But what Maugham shows the reader, and what I took from his book, is that the worst way to suffer is to look upon your life with a bleak view. You see examples of this in Larry’s friends, ambitious millionaire Gray, Sophie the poet, Larry’s wealthy love interest Isabel, and Isabel’s ambitious social-climbing uncle Elliot. As Larry returns to his old life as a new person, he is on the fringe, watching from outside the circle of friends and lovers who no longer seem recognizable to him, or he to them. He returns to Paris and sees many tragedies; Sophie spiraling out of control into prostitution, drug and alcohol addiction after the death of her husband and child, Isabel has settled for Gray but still pines for Larry, Grey suffers from migraines, and because of a stock market crash, the couple is no longer as wealthy as they once were. Elliot is rich but alone, depressed, and angry. I won’t ruin the plot for you, but Larry’s old friends are miserable folks who in some cases aren’t worth a damn! In the book, as it is very much in life, good people suffer and the bad ones suffer comfortably, even if they feel trapped by their circumstances.

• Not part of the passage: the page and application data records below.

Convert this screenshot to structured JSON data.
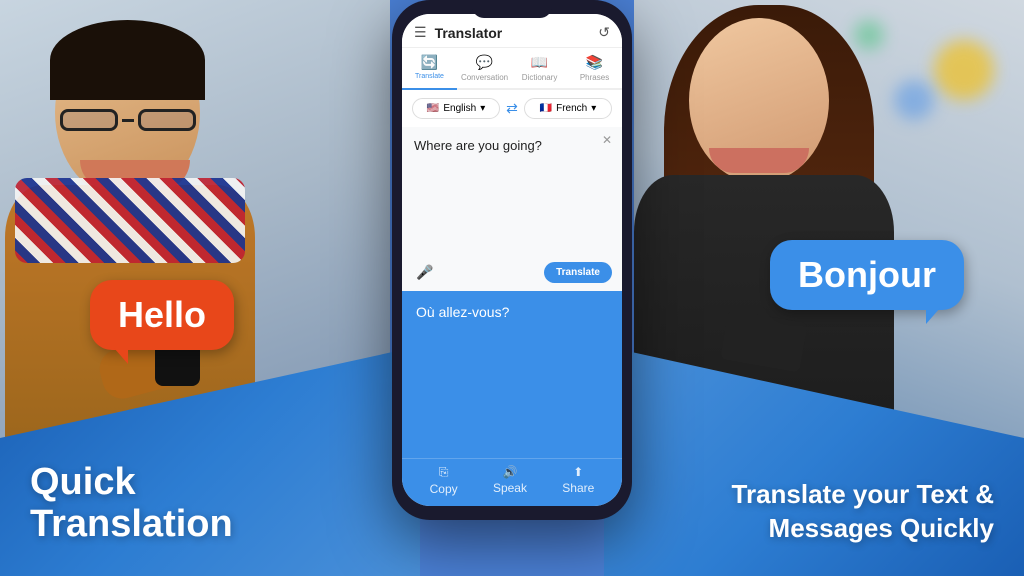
{
  "app": {
    "title": "Translator",
    "header": {
      "menu_icon": "☰",
      "history_icon": "↺",
      "title": "Translator"
    },
    "tabs": [
      {
        "id": "translate",
        "icon": "🔄",
        "label": "Translate",
        "active": true
      },
      {
        "id": "conversation",
        "icon": "💬",
        "label": "Conversation",
        "active": false
      },
      {
        "id": "dictionary",
        "icon": "📖",
        "label": "Dictionary",
        "active": false
      },
      {
        "id": "phrases",
        "icon": "📚",
        "label": "Phrases",
        "active": false
      }
    ],
    "language_from": {
      "flag": "🇺🇸",
      "name": "English",
      "dropdown": "▾"
    },
    "swap_icon": "⇄",
    "language_to": {
      "flag": "🇫🇷",
      "name": "French",
      "dropdown": "▾"
    },
    "input_text": "Where are you going?",
    "close_button": "✕",
    "mic_icon": "🎤",
    "translate_button": "Translate",
    "output_text": "Où allez-vous?",
    "action_bar": [
      {
        "icon": "⎘",
        "label": "Copy"
      },
      {
        "icon": "🔊",
        "label": "Speak"
      },
      {
        "icon": "⬆",
        "label": "Share"
      }
    ]
  },
  "left_bubble": {
    "text": "Hello"
  },
  "right_bubble": {
    "text": "Bonjour"
  },
  "left_caption": {
    "line1": "Quick",
    "line2": "Translation"
  },
  "right_caption": {
    "line1": "Translate your Text &",
    "line2": "Messages Quickly"
  },
  "colors": {
    "blue_primary": "#3b8fe8",
    "orange_bubble": "#e8471a",
    "blue_bubble": "#3b8fe8",
    "dark_phone": "#1a1a2e",
    "overlay_blue": "#1a5fb4"
  }
}
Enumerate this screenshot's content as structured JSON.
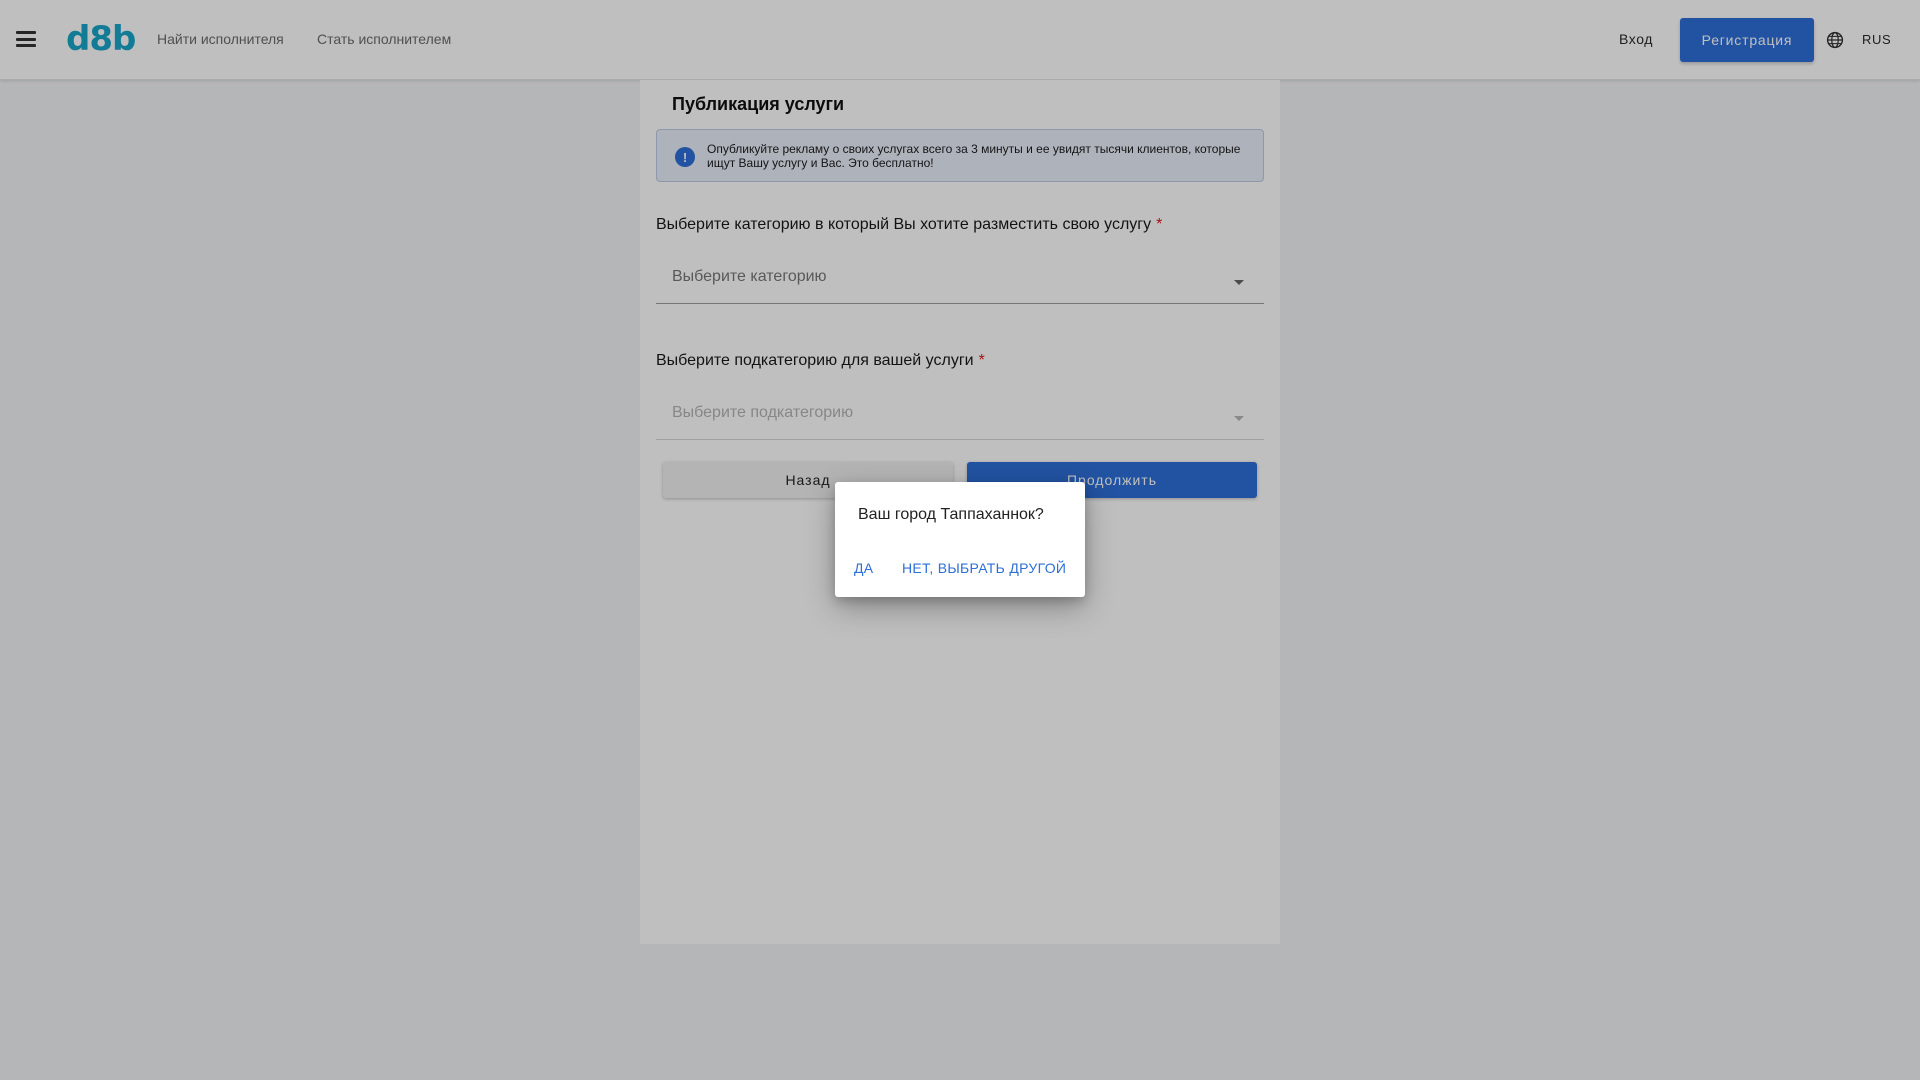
{
  "header": {
    "logo": "d8b",
    "nav": {
      "find_performer": "Найти исполнителя",
      "become_performer": "Стать исполнителем"
    },
    "login": "Вход",
    "register": "Регистрация",
    "language": "RUS",
    "icons": {
      "menu": "hamburger-menu-icon",
      "language": "globe-icon"
    }
  },
  "card": {
    "title": "Публикация услуги",
    "info_text": "Опубликуйте рекламу о своих услугах всего за 3 минуты и ее увидят тысячи клиентов, которые ищут Вашу услугу и Вас. Это бесплатно!",
    "info_icon_glyph": "!",
    "category": {
      "label": "Выберите категорию в который Вы хотите разместить свою услугу",
      "required_mark": "*",
      "placeholder": "Выберите категорию"
    },
    "subcategory": {
      "label": "Выберите подкатегорию для вашей услуги",
      "required_mark": "*",
      "placeholder": "Выберите подкатегорию"
    },
    "back_button": "Назад",
    "continue_button": "Продолжить"
  },
  "dialog": {
    "question": "Ваш город Таппаханнок?",
    "yes": "ДА",
    "no": "НЕТ, ВЫБРАТЬ ДРУГОЙ"
  },
  "colors": {
    "brand": "#18a5c9",
    "primary": "#2e6fd8",
    "required": "#e01818",
    "info_bg": "#e8eef9"
  }
}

Are you a good or bad person? How should you live your life? What is a good/bad life? Maugham leaves it all out for you to decide for yourself.

From Maugham’s book, I was reminded that life is forever changing, and that people are always drifting. You’ll be cynical and sad on the one hand and then accepting and sympathetic on the other. The best way to embrace life is to look at it very much the way Larry Darrell does, as if you’re on a continuous quest, enlightened and experienced in the ways of life and its ills, you have to keep moving. We can explore life and its possibilities while we lament its faults. It’s how, I think, we can grow into happier people. So, even though, at this point in my life, I can’t afford to sip a glass of wine in front of the Champs-Elysse or live surrounded in a more comfortable setting, it’s the illusion along with the reality of false happiness that is the real danger. I’m starting to see that, even as you try to grasp as much knowledge as you can, to know everything you need to know that’ll move you forward, you may not grasp everything that comes your way, but the knowledge that you do possess can lead you towards happiness. I think letting go of your obsession with perfection or with what is definite is key. The way towards a satisfactory life is through contemplation and appreciation, things that can be lost when one has had bad feelings and experiences. If you can’t gain wisdom as you age, I think it can ultimately make you feel like a displaced person within the world, so you have to find a way to be excited about life.

Remain curious, pursue knowledge, get out often.

To live life with few inhibitions and restraints is the key to happiness. It seems impossible, but it starts with the little things, the smallest steps.

©2017• CoffeeCupcakesandKafka